Does the world need another young adult vampire novel? After reading, The Coldest Girl in Coldtown, I’m happy to say, yes, we do, if Holly Black is going to write it.

When seventeen-year-old Tana wakes up at a sundown party, she realizes the terrible truth; she and her ex-boyfriend, Aiden, are the only ones to survive a vampire attack and they’ve both probably been scratched or bitten. Tana lives in a world where vampirism is caused by a virus and transmitted by scratches or bites. An infected human can get rid of the virus if the patient doesn’t drink human blood for 88 days, which means being locked up away from other humans. There are whole quarantined cities, called Coldtowns, throughout the country where the infected are sent to live.

Tana understands the danger of this disease and still bares the physical scars from it.  When she was six years old her father locked her mother in the basement, in a misguided attempt to treat his wife at home.

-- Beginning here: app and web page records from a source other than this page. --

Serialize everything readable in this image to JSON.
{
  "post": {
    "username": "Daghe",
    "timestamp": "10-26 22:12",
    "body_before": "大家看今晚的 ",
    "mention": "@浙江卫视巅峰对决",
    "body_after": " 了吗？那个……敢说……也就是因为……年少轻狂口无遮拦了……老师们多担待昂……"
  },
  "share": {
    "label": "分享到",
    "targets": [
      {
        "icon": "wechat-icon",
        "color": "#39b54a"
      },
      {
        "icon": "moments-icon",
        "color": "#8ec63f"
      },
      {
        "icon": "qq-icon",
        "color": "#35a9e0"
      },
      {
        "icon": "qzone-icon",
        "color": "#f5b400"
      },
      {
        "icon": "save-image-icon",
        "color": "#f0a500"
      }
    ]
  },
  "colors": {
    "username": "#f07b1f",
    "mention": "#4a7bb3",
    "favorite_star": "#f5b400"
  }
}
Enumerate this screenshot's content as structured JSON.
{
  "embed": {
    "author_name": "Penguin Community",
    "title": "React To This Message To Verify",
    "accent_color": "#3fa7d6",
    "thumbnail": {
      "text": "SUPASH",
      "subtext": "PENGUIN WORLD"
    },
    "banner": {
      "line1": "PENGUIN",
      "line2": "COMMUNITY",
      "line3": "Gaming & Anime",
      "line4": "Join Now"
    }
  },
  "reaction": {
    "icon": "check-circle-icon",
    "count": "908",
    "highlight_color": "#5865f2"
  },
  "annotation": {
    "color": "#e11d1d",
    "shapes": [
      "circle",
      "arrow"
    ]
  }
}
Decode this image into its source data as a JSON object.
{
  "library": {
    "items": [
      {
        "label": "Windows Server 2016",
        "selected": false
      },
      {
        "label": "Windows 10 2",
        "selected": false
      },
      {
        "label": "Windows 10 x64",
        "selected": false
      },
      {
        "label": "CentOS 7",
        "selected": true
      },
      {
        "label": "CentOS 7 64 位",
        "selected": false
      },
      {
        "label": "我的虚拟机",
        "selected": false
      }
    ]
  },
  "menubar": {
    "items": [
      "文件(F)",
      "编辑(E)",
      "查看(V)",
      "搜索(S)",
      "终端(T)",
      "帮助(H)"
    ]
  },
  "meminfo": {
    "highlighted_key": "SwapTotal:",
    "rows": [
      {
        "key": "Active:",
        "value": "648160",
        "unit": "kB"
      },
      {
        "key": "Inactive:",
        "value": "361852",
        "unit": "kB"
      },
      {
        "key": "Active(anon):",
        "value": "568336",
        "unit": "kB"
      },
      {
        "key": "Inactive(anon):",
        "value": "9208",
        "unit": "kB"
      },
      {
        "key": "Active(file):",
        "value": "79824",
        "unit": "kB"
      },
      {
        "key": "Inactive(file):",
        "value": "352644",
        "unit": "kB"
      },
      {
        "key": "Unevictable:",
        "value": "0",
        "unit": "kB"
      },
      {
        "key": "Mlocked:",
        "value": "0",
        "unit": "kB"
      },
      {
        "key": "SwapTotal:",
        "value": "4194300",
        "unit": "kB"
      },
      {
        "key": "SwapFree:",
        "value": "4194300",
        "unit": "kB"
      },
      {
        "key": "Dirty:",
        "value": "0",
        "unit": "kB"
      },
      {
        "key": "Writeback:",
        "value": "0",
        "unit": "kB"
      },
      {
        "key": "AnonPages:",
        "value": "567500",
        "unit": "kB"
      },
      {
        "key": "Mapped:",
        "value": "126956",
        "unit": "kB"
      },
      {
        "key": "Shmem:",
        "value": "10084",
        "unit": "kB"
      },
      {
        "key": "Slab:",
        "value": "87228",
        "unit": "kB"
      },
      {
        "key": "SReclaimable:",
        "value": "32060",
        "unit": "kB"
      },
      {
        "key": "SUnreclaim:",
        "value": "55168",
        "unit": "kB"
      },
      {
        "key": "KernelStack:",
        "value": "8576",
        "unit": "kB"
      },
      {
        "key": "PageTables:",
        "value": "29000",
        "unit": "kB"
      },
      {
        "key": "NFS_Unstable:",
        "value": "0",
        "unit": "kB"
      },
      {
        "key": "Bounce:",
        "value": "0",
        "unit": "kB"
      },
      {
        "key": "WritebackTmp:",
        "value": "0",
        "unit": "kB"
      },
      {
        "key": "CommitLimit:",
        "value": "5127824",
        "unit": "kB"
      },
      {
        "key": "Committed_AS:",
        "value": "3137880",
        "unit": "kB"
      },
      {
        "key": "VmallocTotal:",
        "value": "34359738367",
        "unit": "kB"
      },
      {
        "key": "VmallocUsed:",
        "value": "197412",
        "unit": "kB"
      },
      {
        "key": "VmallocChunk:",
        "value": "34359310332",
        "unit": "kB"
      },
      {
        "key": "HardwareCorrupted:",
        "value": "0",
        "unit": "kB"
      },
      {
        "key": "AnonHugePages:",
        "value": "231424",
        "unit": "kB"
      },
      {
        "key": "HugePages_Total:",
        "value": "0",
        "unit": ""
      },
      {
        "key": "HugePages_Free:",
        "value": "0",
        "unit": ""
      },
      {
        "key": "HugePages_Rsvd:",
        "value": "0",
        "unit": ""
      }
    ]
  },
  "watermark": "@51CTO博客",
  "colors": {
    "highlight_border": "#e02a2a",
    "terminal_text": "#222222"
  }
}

Tana watched as her mother went from a caring parent to a manipulative user who would do anything to get a drink of blood.

Rather than risk harming others, Tana decides to take herself, Aiden, and the good-looking mysterious vampire boy chained to the bed, to Coldtown. No one leaves Coldtown but Tana’s pretty sure the vampire she’s going to turn in to to the Coldtown authorities is her key to getting out.

Holly Black takes the vampire mythology and manages to tell it from a fresh gritty angle with the quarantined Coldtowns— part MTV reality show, part cold war Berlin, and part prison. In addition to levelheaded Tana, Black populates the book with colorful characters, like Winter and Midnight, twin bloggers hitchhiking their way to Coldtown to chase their dream of becoming vampires, and Gavriel, the beautiful centuries-old vampire with a secret mission.